### TASK GOAL
Report each line of the entries below that includes "this".

[Web page and app entries]
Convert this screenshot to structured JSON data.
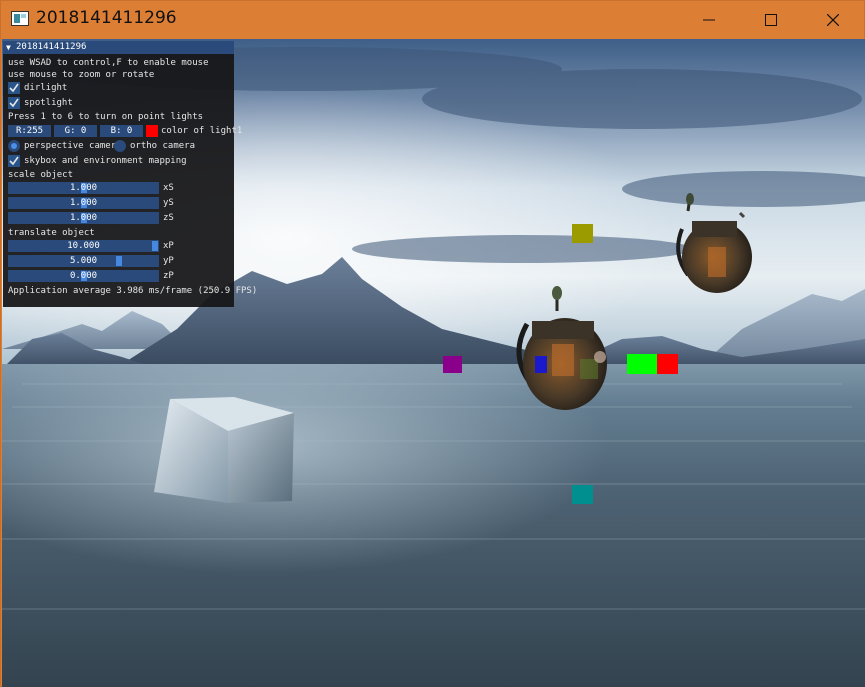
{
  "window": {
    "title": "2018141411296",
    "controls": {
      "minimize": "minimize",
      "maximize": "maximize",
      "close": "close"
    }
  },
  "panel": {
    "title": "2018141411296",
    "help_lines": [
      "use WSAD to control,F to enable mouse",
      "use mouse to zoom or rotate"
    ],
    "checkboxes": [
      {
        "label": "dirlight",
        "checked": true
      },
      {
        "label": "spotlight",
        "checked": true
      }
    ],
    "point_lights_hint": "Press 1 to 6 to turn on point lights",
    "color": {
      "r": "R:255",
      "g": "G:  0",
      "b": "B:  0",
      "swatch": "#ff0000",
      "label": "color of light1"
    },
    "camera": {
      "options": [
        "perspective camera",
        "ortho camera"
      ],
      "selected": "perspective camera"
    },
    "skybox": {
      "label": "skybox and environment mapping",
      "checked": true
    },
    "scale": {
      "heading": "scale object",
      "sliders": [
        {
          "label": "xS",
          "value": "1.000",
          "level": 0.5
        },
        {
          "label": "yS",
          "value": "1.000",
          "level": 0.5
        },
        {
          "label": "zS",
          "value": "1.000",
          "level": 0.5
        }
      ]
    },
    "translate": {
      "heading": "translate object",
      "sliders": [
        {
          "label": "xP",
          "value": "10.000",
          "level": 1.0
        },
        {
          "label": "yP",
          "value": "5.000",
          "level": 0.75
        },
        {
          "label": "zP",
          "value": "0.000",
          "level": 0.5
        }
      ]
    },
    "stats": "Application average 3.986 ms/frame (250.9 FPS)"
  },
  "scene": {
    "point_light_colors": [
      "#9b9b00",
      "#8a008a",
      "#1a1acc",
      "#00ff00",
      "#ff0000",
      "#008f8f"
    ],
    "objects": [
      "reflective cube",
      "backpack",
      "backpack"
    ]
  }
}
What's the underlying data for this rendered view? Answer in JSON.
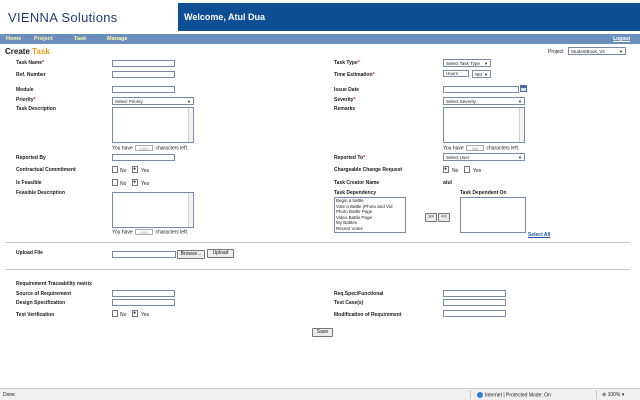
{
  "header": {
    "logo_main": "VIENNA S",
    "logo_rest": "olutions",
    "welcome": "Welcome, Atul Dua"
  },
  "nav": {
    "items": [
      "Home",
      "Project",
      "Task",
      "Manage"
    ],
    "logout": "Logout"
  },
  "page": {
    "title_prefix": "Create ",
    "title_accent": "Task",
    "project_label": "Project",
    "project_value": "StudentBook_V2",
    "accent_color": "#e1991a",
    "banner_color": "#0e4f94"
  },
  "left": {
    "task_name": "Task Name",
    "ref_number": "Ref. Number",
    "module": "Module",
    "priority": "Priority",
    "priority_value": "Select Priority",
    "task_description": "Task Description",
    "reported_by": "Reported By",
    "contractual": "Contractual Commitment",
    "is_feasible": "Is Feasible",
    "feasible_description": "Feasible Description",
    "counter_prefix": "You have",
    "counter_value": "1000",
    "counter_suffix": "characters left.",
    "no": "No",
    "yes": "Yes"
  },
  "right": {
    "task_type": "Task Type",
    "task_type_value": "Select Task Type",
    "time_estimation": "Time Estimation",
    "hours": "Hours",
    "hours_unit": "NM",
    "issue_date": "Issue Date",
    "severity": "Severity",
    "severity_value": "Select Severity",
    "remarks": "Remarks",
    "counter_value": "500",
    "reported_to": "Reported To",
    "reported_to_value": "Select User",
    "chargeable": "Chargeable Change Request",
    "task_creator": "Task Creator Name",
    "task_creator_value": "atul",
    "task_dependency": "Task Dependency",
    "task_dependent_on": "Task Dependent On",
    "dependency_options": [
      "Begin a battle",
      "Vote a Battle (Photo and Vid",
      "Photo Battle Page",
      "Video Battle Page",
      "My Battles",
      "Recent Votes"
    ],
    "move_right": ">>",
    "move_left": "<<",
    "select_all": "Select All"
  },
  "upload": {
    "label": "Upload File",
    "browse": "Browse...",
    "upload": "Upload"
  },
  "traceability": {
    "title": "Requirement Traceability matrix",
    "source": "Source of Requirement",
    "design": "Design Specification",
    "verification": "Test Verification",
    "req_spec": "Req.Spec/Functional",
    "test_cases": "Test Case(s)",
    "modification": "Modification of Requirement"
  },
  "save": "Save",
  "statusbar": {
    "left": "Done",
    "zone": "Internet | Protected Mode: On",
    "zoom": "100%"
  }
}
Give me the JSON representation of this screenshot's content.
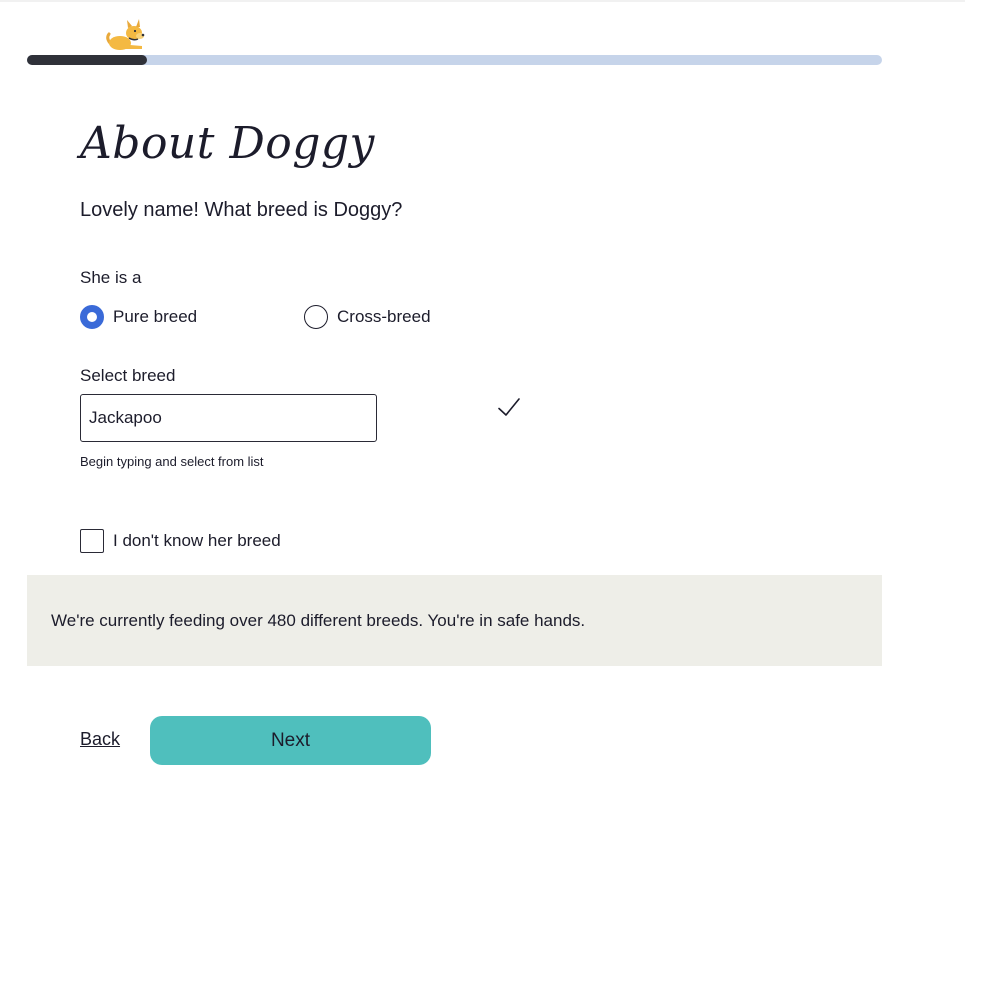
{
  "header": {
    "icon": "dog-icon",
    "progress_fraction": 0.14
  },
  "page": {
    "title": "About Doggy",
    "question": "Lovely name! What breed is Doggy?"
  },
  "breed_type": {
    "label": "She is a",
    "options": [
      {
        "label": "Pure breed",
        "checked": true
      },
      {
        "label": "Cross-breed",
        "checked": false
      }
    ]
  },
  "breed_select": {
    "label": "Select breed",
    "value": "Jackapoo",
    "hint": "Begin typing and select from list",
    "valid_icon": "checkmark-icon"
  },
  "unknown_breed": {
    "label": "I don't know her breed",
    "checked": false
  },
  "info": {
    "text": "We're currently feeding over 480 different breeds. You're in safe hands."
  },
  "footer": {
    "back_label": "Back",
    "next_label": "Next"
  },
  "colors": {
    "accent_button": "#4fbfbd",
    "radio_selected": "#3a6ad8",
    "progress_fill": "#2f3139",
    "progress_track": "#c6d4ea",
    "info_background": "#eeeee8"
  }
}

### RESULT BELOW
Convert this screenshot to structured JSON data.
What's the underlying data for this rendered view? Answer in JSON.
Give me the JSON representation of this screenshot's content.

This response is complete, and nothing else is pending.